Since being tasked with leading a team to update national seismic hazard maps for the United States Geological Survey (USGS) in 1993, Art Frankel has used extensive seismological research to improve public policy, building codes and earthquake safety across the United States.
For his service to the public, Frankel, a research seismologist for the USGS, will be honored with the Frank Press Public Service Award by the Seismological Society of America.
The national seismic hazard maps that Frankel and his team at the USGS developed were the first to be used directly in the seismic provisions of building codes.
Frankel became project chief for the national seismic hazard maps in 1993. Within three years, Frankel and his team had developed new national seismic hazard assessments based on hazard values for about 150,000 gridded sites nationwide. Frankel not only expanded the scientific methodology behind the maps, he also established and carried out consensus-building procedures for gathering expert opinion and feedback to ensure confidence in the maps. His team held regional and national workshops to encourage discussion and debate within the seismology community. Frankel also worked to improve communication and information-sharing between the seismology and engineering communities. This total effort involved the integration of all geological, seismological and geophysical information relevant to the national probabilistic earthquake hazard assessment.
The national seismic hazard maps developed by Frankel and his team draw upon a wide body of results from geological research and earthquake monitoring supported by the National Earthquake Hazards Reduction Program (NEHRP). The hazard maps are used as the definitive basis for seismic design maps, which are in turn used in the seismic safety elements of model building codes adopted by more than 20,000 cities, counties and communities in the United States.
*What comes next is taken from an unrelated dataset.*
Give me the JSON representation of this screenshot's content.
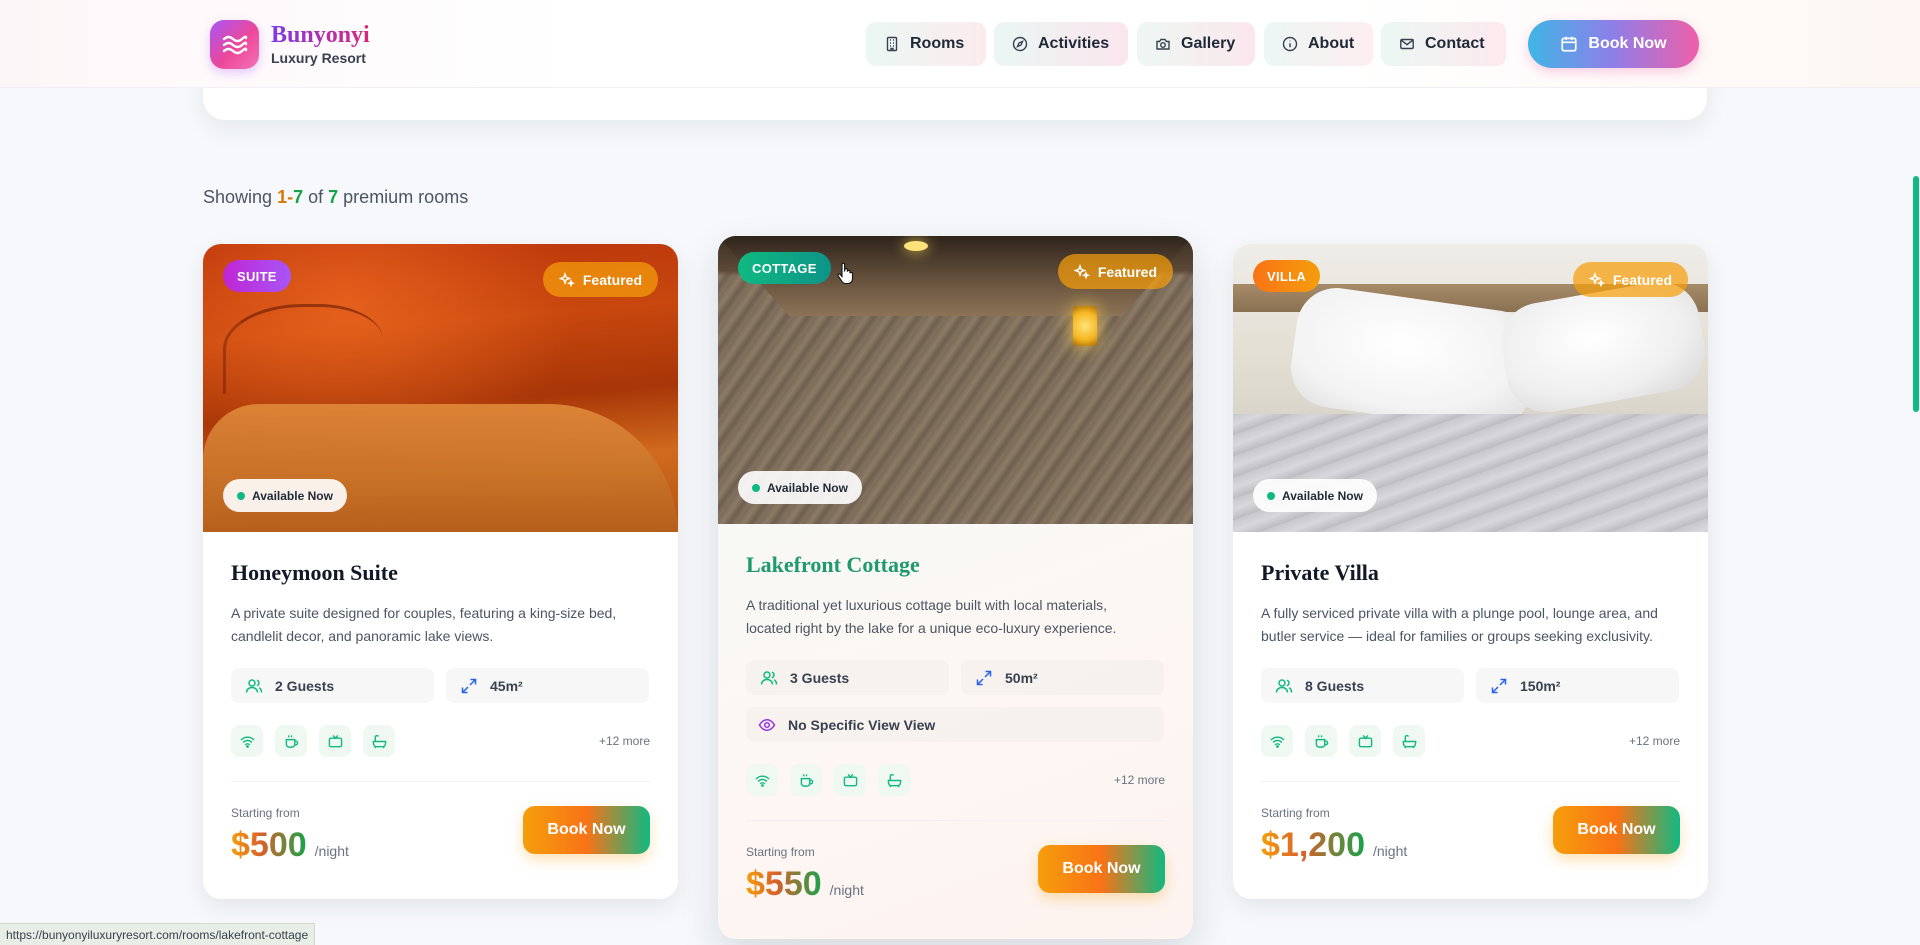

Frankel has also applied his research and leadership skills in developing finer scale, urban hazard maps that take into account site conditions and other local geologic features.
The end product, though still called a "map", is a digital model of the seismic hazard nationwide. The first map with the new methodology was produced in 1996 with subsequent revisions in 2002 and 2008. The work of Frankel and his team has provided the basis for a new standard of building codes nationwide that are promoted by FEMA and other organizations.
In recent years, Frankel has turned over the reins of the national hazard project and focused on developing techniques for urban and regional seismic hazard assessments that account for soil conditions and non-linear site response, three-dimensional basin effects and fault rupture directivity. In this work he has focused on the Seattle and Portland areas.
SSA is an international scientific society devoted to the advancement of seismology and its applications in understanding and mitigating earthquake hazards and in imaging the structure of the earth. Founded in 1906 in San Francisco, the Society now has members throughout the world representing a variety of technical interests: seismologists and other geophysicists, geologists, engineers, insurers, and policy-makers in preparedness and safety.